AIM OF THE TASK – For each line below with the word "Amount", write out a copy.

App and web page records –
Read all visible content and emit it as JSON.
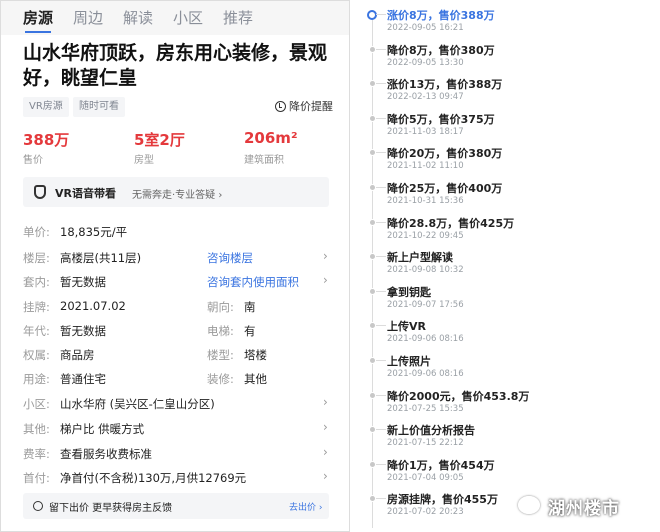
{
  "tabs": [
    "房源",
    "周边",
    "解读",
    "小区",
    "推荐"
  ],
  "listing": {
    "title": "山水华府顶跃，房东用心装修，景观好，眺望仁皇",
    "tags": [
      "VR房源",
      "随时可看"
    ],
    "price_alert": "降价提醒",
    "kpis": [
      {
        "value": "388万",
        "label": "售价"
      },
      {
        "value": "5室2厅",
        "label": "房型"
      },
      {
        "value": "206m²",
        "label": "建筑面积"
      }
    ],
    "vr_banner": {
      "title": "VR语音带看",
      "subtitle": "无需奔走·专业答疑 ›"
    },
    "details": [
      {
        "label": "单价:",
        "value": "18,835元/平"
      },
      {
        "label": "楼层:",
        "value": "高楼层(共11层)",
        "link": "咨询楼层"
      },
      {
        "label": "套内:",
        "value": "暂无数据",
        "link": "咨询套内使用面积"
      },
      {
        "label": "挂牌:",
        "value": "2021.07.02",
        "label2": "朝向:",
        "value2": "南"
      },
      {
        "label": "年代:",
        "value": "暂无数据",
        "label2": "电梯:",
        "value2": "有"
      },
      {
        "label": "权属:",
        "value": "商品房",
        "label2": "楼型:",
        "value2": "塔楼"
      },
      {
        "label": "用途:",
        "value": "普通住宅",
        "label2": "装修:",
        "value2": "其他"
      },
      {
        "label": "小区:",
        "value": "山水华府 (吴兴区-仁皇山分区)"
      },
      {
        "label": "其他:",
        "value": "梯户比 供暖方式"
      },
      {
        "label": "费率:",
        "value": "查看服务收费标准"
      },
      {
        "label": "首付:",
        "value": "净首付(不含税)130万,月供12769元"
      }
    ],
    "footer": {
      "text": "留下出价 更早获得房主反馈",
      "link": "去出价 ›"
    }
  },
  "timeline": [
    {
      "text": "涨价8万，售价388万",
      "date": "2022-09-05 16:21"
    },
    {
      "text": "降价8万，售价380万",
      "date": "2022-09-05 13:30"
    },
    {
      "text": "涨价13万，售价388万",
      "date": "2022-02-13 09:47"
    },
    {
      "text": "降价5万，售价375万",
      "date": "2021-11-03 18:17"
    },
    {
      "text": "降价20万，售价380万",
      "date": "2021-11-02 11:10"
    },
    {
      "text": "降价25万，售价400万",
      "date": "2021-10-31 15:36"
    },
    {
      "text": "降价28.8万，售价425万",
      "date": "2021-10-22 09:45"
    },
    {
      "text": "新上户型解读",
      "date": "2021-09-08 10:32"
    },
    {
      "text": "拿到钥匙",
      "date": "2021-09-07 17:56"
    },
    {
      "text": "上传VR",
      "date": "2021-09-06 08:16"
    },
    {
      "text": "上传照片",
      "date": "2021-09-06 08:16"
    },
    {
      "text": "降价2000元，售价453.8万",
      "date": "2021-07-25 15:35"
    },
    {
      "text": "新上价值分析报告",
      "date": "2021-07-15 22:12"
    },
    {
      "text": "降价1万，售价454万",
      "date": "2021-07-04 09:05"
    },
    {
      "text": "房源挂牌，售价455万",
      "date": "2021-07-02 20:23"
    }
  ],
  "watermark": "湖州楼市"
}
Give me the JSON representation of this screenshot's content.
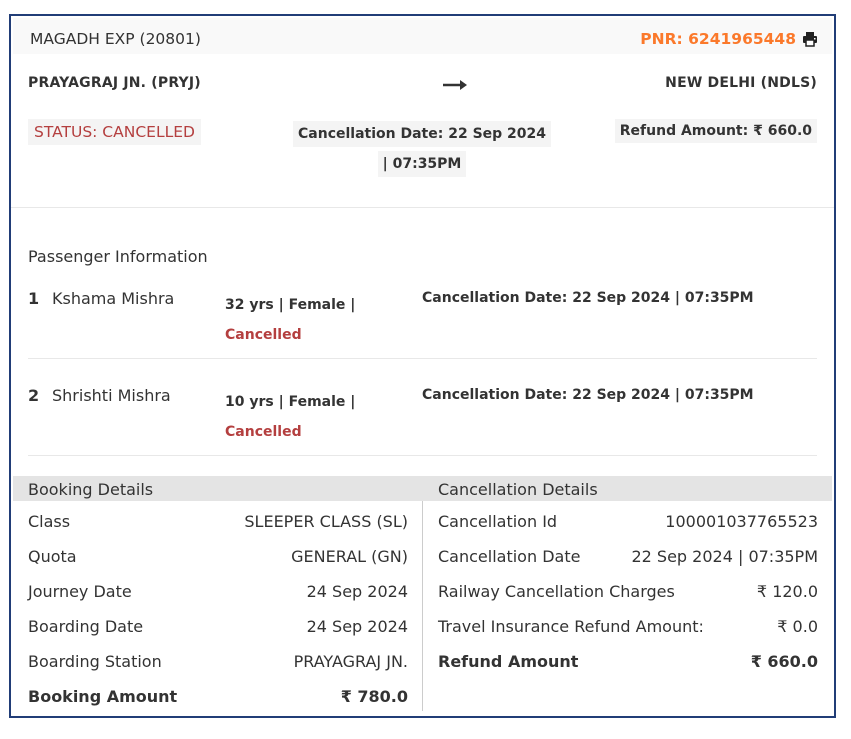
{
  "train": {
    "name": "MAGADH EXP (20801)",
    "pnr": "PNR: 6241965448"
  },
  "route": {
    "from": "PRAYAGRAJ JN. (PRYJ)",
    "to": "NEW DELHI (NDLS)"
  },
  "summary": {
    "status": "STATUS: CANCELLED",
    "cancellation_date": "Cancellation Date: 22 Sep 2024 | 07:35PM",
    "refund_amount": "Refund Amount: ₹ 660.0"
  },
  "passengers": {
    "title": "Passenger Information",
    "list": [
      {
        "num": "1",
        "name": "Kshama Mishra",
        "info": "32 yrs | Female |",
        "status": "Cancelled",
        "cancellation": "Cancellation Date: 22 Sep 2024 | 07:35PM"
      },
      {
        "num": "2",
        "name": "Shrishti Mishra",
        "info": "10 yrs | Female |",
        "status": "Cancelled",
        "cancellation": "Cancellation Date: 22 Sep 2024 | 07:35PM"
      }
    ]
  },
  "booking": {
    "title": "Booking Details",
    "rows": [
      {
        "label": "Class",
        "value": "SLEEPER CLASS (SL)"
      },
      {
        "label": "Quota",
        "value": "GENERAL (GN)"
      },
      {
        "label": "Journey Date",
        "value": "24 Sep 2024"
      },
      {
        "label": "Boarding Date",
        "value": "24 Sep 2024"
      },
      {
        "label": "Boarding Station",
        "value": "PRAYAGRAJ JN."
      },
      {
        "label": "Booking Amount",
        "value": "₹ 780.0"
      }
    ]
  },
  "cancellation": {
    "title": "Cancellation Details",
    "rows": [
      {
        "label": "Cancellation Id",
        "value": "100001037765523"
      },
      {
        "label": "Cancellation Date",
        "value": "22 Sep 2024 | 07:35PM"
      },
      {
        "label": "Railway Cancellation Charges",
        "value": "₹ 120.0"
      },
      {
        "label": "Travel Insurance Refund Amount:",
        "value": "₹ 0.0"
      },
      {
        "label": "Refund Amount",
        "value": "₹ 660.0"
      }
    ]
  },
  "colors": {
    "accent": "#fb792b",
    "border": "#213d77",
    "cancelled": "#b43f3f"
  },
  "icons": {
    "print": "printer-icon",
    "route_arrow": "arrow-right-icon"
  }
}
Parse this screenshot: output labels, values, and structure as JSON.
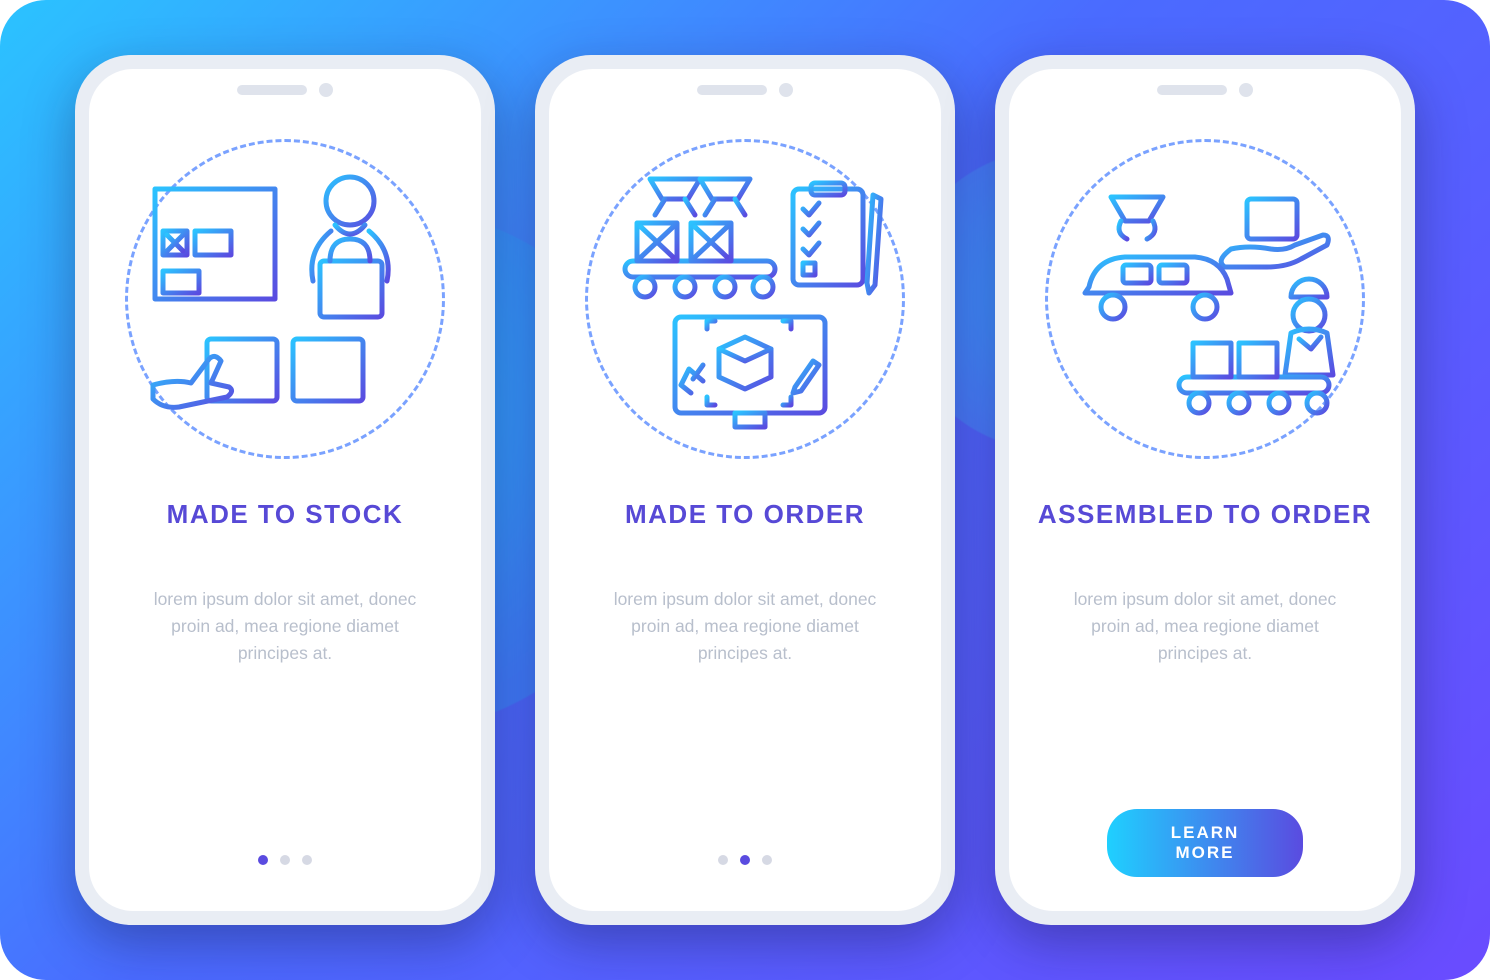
{
  "screens": [
    {
      "icon": "made-to-stock-icon",
      "heading": "MADE TO STOCK",
      "body": "lorem ipsum dolor sit amet, donec proin ad, mea regione diamet principes at.",
      "pager_active_index": 0,
      "has_cta": false
    },
    {
      "icon": "made-to-order-icon",
      "heading": "MADE TO ORDER",
      "body": "lorem ipsum dolor sit amet, donec proin ad, mea regione diamet principes at.",
      "pager_active_index": 1,
      "has_cta": false
    },
    {
      "icon": "assembled-to-order-icon",
      "heading": "ASSEMBLED TO ORDER",
      "body": "lorem ipsum dolor sit amet, donec proin ad, mea regione diamet principes at.",
      "pager_active_index": 2,
      "has_cta": true
    }
  ],
  "cta_label": "LEARN MORE",
  "colors": {
    "accent": "#5749d6",
    "body_text": "#b8bfcc",
    "dot_inactive": "#d6d9e4",
    "dot_active": "#5a4be0",
    "cta_gradient_start": "#1fd0ff",
    "cta_gradient_end": "#5a4be0"
  }
}
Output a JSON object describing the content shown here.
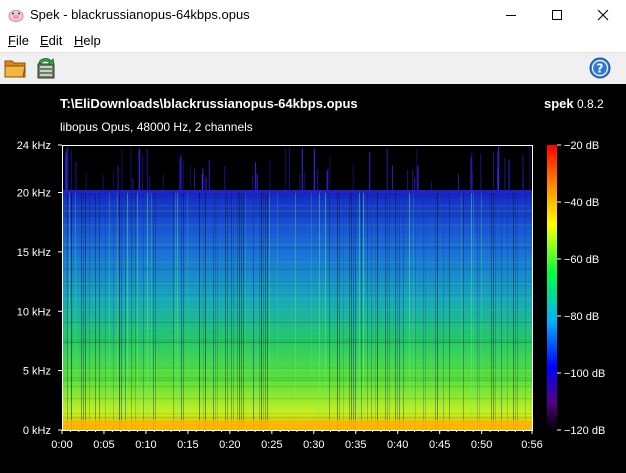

ANSWER TO THIS EXERCISE –
    "refund_amount": "Refund Amount: ₹ 660.0"
        "label": "Booking Amount",
        "label": "Travel Insurance Refund Amount:",
        "label": "Refund Amount",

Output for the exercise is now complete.